Entries from a dataset of interfaces
- Opening Delimiter -

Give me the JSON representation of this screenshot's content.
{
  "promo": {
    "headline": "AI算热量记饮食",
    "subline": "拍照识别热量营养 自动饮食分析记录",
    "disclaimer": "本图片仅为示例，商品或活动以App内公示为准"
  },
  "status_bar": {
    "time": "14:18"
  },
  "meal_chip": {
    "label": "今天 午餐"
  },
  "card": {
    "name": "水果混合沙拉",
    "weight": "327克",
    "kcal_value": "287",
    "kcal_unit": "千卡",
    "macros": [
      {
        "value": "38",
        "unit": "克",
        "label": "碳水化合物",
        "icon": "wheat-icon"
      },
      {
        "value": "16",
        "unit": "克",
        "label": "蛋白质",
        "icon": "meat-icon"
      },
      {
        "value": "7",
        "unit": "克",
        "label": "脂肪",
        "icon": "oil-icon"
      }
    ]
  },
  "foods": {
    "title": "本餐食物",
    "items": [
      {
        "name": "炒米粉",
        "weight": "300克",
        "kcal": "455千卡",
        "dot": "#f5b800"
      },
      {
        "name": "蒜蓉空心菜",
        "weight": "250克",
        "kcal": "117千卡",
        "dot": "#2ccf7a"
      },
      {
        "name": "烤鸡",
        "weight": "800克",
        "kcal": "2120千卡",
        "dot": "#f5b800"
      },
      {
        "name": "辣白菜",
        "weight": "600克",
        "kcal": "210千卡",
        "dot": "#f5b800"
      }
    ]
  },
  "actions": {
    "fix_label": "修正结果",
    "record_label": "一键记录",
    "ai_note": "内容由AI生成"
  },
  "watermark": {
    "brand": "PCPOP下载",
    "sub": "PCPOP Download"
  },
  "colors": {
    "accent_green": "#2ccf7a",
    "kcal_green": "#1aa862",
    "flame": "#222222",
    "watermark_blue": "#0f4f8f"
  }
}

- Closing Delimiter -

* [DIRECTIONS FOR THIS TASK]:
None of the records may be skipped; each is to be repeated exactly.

* [RESULT OF THIS TASK]:
Give me the JSON representation of this screenshot's content.
{
  "promo": {
    "headline": "AI算热量记饮食",
    "subline": "拍照识别热量营养 自动饮食分析记录",
    "disclaimer": "本图片仅为示例，商品或活动以App内公示为准"
  },
  "status_bar": {
    "time": "14:18"
  },
  "meal_chip": {
    "label": "今天 午餐"
  },
  "card": {
    "name": "水果混合沙拉",
    "weight": "327克",
    "kcal_value": "287",
    "kcal_unit": "千卡",
    "macros": [
      {
        "value": "38",
        "unit": "克",
        "label": "碳水化合物",
        "icon": "wheat-icon"
      },
      {
        "value": "16",
        "unit": "克",
        "label": "蛋白质",
        "icon": "meat-icon"
      },
      {
        "value": "7",
        "unit": "克",
        "label": "脂肪",
        "icon": "oil-icon"
      }
    ]
  },
  "foods": {
    "title": "本餐食物",
    "items": [
      {
        "name": "炒米粉",
        "weight": "300克",
        "kcal": "455千卡",
        "dot": "#f5b800"
      },
      {
        "name": "蒜蓉空心菜",
        "weight": "250克",
        "kcal": "117千卡",
        "dot": "#2ccf7a"
      },
      {
        "name": "烤鸡",
        "weight": "800克",
        "kcal": "2120千卡",
        "dot": "#f5b800"
      },
      {
        "name": "辣白菜",
        "weight": "600克",
        "kcal": "210千卡",
        "dot": "#f5b800"
      }
    ]
  },
  "actions": {
    "fix_label": "修正结果",
    "record_label": "一键记录",
    "ai_note": "内容由AI生成"
  },
  "watermark": {
    "brand": "PCPOP下载",
    "sub": "PCPOP Download"
  },
  "colors": {
    "accent_green": "#2ccf7a",
    "kcal_green": "#1aa862",
    "flame": "#222222",
    "watermark_blue": "#0f4f8f"
  }
}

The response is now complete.